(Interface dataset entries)
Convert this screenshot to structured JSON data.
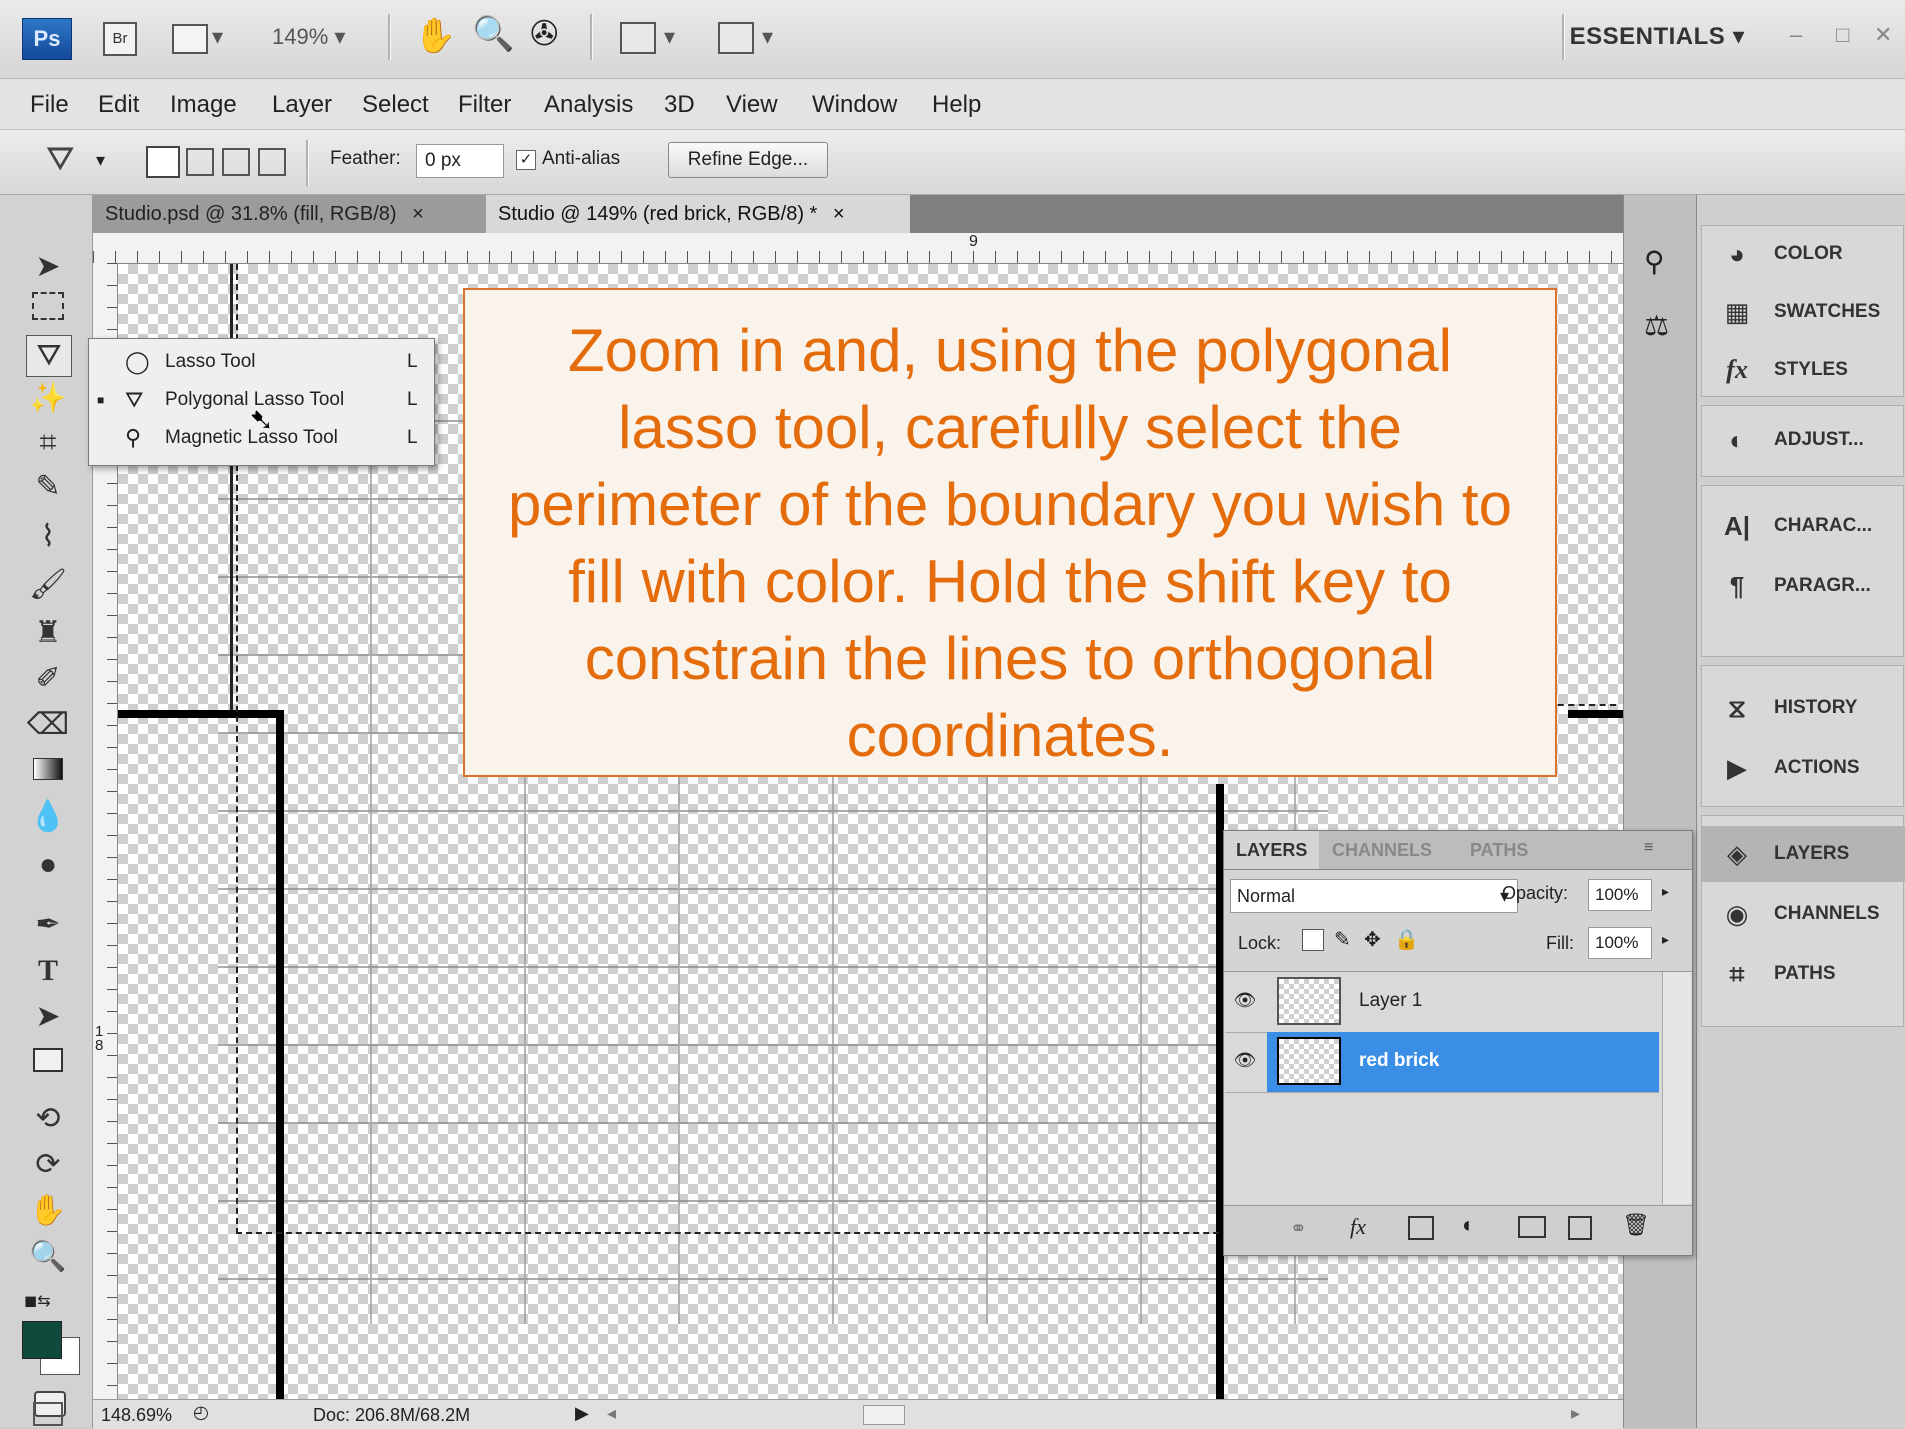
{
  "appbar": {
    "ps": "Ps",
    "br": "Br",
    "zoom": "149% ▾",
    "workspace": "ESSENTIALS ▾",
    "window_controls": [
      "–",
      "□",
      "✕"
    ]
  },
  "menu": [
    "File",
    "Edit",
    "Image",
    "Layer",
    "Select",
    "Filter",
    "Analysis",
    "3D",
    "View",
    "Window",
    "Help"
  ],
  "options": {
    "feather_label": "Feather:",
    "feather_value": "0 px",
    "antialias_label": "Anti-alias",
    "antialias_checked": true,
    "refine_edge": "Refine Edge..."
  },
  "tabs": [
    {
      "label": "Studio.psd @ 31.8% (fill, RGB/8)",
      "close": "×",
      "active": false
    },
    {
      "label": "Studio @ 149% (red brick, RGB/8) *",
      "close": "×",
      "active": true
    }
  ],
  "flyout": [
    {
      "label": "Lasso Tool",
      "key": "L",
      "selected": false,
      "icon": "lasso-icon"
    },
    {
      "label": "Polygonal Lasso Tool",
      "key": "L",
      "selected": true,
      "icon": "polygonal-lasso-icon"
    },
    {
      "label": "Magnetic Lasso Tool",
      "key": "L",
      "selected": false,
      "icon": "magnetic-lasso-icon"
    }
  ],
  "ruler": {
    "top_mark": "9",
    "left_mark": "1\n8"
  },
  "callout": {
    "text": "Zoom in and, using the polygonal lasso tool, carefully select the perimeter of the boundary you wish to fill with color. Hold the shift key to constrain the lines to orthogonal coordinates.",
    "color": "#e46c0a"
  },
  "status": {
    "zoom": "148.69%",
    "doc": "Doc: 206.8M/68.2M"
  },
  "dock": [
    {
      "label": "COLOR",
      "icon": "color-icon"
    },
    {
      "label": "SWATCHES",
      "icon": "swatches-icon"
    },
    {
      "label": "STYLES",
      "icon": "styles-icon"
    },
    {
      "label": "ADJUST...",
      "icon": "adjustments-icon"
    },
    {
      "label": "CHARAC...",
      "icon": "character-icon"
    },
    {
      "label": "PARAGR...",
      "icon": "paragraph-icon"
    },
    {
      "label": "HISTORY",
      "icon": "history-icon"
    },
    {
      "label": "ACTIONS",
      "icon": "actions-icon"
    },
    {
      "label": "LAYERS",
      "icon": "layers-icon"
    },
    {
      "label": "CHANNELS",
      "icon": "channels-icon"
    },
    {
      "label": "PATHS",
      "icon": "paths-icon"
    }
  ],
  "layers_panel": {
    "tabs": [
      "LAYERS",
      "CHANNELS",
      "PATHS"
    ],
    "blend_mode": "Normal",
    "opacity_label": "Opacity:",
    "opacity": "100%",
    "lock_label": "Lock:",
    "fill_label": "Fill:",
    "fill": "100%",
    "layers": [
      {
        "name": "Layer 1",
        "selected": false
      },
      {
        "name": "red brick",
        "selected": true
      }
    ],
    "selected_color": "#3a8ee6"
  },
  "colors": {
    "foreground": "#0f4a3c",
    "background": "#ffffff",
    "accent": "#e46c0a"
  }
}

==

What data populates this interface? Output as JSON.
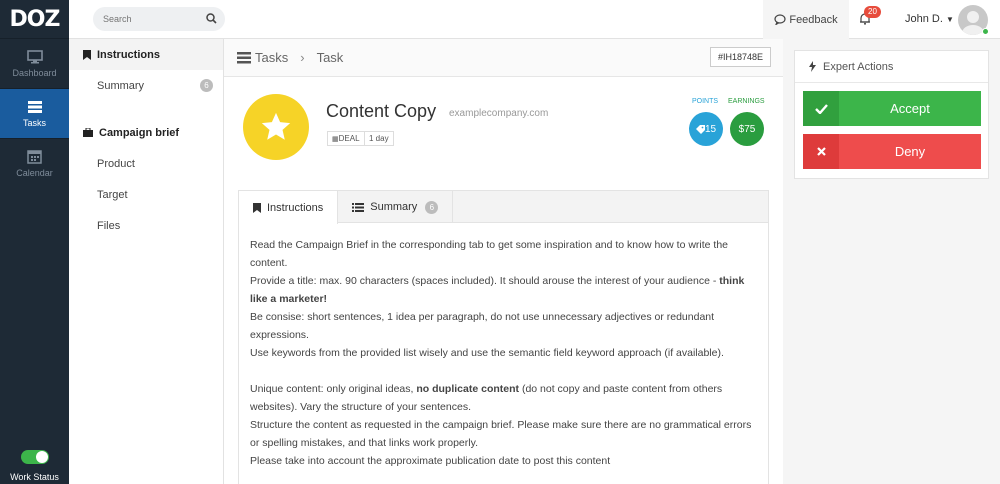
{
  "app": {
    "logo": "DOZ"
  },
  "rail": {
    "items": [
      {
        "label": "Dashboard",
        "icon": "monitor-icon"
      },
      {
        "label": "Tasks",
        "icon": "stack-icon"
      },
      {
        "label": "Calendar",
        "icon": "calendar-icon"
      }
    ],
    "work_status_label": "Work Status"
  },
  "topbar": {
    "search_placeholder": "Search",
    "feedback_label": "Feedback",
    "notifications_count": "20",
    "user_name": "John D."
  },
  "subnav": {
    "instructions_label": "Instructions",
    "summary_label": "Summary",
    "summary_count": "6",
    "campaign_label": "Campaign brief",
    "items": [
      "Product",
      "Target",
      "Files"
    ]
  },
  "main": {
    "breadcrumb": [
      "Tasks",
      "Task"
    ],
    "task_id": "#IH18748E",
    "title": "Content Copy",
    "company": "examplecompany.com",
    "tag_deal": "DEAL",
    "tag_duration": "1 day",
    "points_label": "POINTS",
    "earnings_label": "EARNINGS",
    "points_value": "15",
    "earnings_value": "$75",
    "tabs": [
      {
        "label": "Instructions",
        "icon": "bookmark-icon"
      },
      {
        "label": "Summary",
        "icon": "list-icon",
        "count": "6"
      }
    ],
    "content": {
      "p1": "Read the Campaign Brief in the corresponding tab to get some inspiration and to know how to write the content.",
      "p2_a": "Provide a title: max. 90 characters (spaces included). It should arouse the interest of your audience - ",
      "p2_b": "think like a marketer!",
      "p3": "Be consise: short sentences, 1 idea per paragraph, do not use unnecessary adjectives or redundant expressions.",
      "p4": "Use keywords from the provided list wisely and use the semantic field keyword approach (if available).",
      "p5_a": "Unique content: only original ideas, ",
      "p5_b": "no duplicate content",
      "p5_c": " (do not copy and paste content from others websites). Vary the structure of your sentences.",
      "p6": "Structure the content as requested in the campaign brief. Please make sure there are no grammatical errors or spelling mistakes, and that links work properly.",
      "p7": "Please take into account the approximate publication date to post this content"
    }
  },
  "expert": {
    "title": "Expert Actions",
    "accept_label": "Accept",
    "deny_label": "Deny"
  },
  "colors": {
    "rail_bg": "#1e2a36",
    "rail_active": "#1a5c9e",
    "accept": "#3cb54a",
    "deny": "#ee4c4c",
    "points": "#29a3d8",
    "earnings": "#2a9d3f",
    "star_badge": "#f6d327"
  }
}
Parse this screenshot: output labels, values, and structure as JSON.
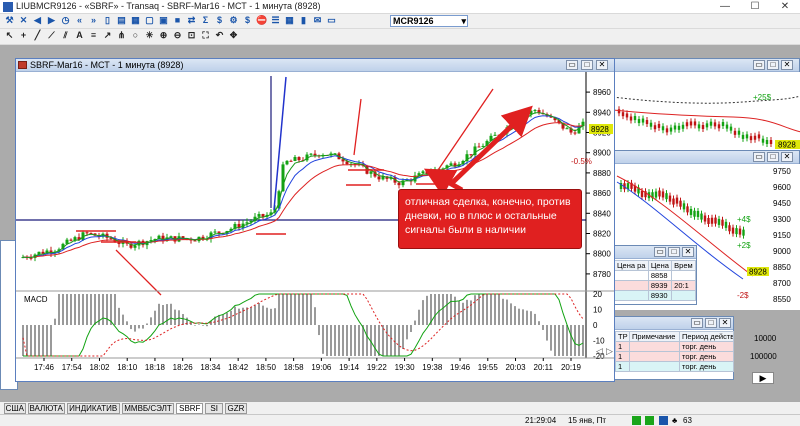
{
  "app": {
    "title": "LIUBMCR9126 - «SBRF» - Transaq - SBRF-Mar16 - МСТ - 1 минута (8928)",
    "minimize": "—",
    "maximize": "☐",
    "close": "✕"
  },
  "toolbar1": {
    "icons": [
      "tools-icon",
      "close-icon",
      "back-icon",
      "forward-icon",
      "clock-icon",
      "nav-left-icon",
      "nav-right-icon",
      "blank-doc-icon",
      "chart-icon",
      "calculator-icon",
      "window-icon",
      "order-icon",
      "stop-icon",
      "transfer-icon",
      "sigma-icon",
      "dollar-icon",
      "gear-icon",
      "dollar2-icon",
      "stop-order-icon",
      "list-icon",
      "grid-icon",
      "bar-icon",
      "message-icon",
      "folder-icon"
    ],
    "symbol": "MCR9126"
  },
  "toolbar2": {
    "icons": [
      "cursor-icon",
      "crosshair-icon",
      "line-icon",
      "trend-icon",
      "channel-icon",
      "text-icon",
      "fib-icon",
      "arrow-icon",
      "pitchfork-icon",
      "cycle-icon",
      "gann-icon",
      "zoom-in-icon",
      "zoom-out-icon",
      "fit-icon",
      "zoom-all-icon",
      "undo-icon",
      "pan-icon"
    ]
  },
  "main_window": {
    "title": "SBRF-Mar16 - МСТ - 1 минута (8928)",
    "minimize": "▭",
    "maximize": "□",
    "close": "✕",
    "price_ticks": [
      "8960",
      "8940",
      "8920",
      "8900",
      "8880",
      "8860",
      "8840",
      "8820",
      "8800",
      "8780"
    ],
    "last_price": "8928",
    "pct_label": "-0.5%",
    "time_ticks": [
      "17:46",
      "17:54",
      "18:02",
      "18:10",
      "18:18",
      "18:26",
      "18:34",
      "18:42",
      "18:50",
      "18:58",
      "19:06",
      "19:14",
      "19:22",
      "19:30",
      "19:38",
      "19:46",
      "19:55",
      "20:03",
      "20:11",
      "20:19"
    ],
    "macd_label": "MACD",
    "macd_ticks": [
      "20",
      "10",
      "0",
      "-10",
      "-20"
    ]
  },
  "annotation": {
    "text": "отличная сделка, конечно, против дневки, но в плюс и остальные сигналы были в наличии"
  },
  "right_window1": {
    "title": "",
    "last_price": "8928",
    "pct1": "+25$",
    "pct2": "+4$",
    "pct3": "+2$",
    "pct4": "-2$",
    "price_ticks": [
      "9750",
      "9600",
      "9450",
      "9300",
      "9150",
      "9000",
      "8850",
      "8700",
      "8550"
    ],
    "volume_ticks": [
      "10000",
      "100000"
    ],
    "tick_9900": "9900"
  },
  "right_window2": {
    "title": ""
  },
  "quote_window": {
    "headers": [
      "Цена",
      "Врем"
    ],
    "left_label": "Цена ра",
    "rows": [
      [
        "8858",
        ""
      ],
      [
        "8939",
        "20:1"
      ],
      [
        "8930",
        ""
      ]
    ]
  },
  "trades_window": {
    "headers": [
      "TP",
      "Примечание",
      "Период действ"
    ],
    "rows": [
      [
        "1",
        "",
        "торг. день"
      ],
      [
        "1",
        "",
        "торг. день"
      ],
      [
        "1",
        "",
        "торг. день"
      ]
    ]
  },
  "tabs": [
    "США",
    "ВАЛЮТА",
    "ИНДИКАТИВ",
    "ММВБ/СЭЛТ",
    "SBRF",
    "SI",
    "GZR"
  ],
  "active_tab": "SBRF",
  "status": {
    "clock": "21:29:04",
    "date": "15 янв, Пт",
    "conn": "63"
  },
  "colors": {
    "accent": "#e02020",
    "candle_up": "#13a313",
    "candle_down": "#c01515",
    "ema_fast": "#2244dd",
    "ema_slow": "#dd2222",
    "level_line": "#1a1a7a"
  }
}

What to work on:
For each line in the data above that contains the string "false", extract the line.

Answer to this exercise:
      "active": false
      "selected": false,
      "selected": false,
        "selected": false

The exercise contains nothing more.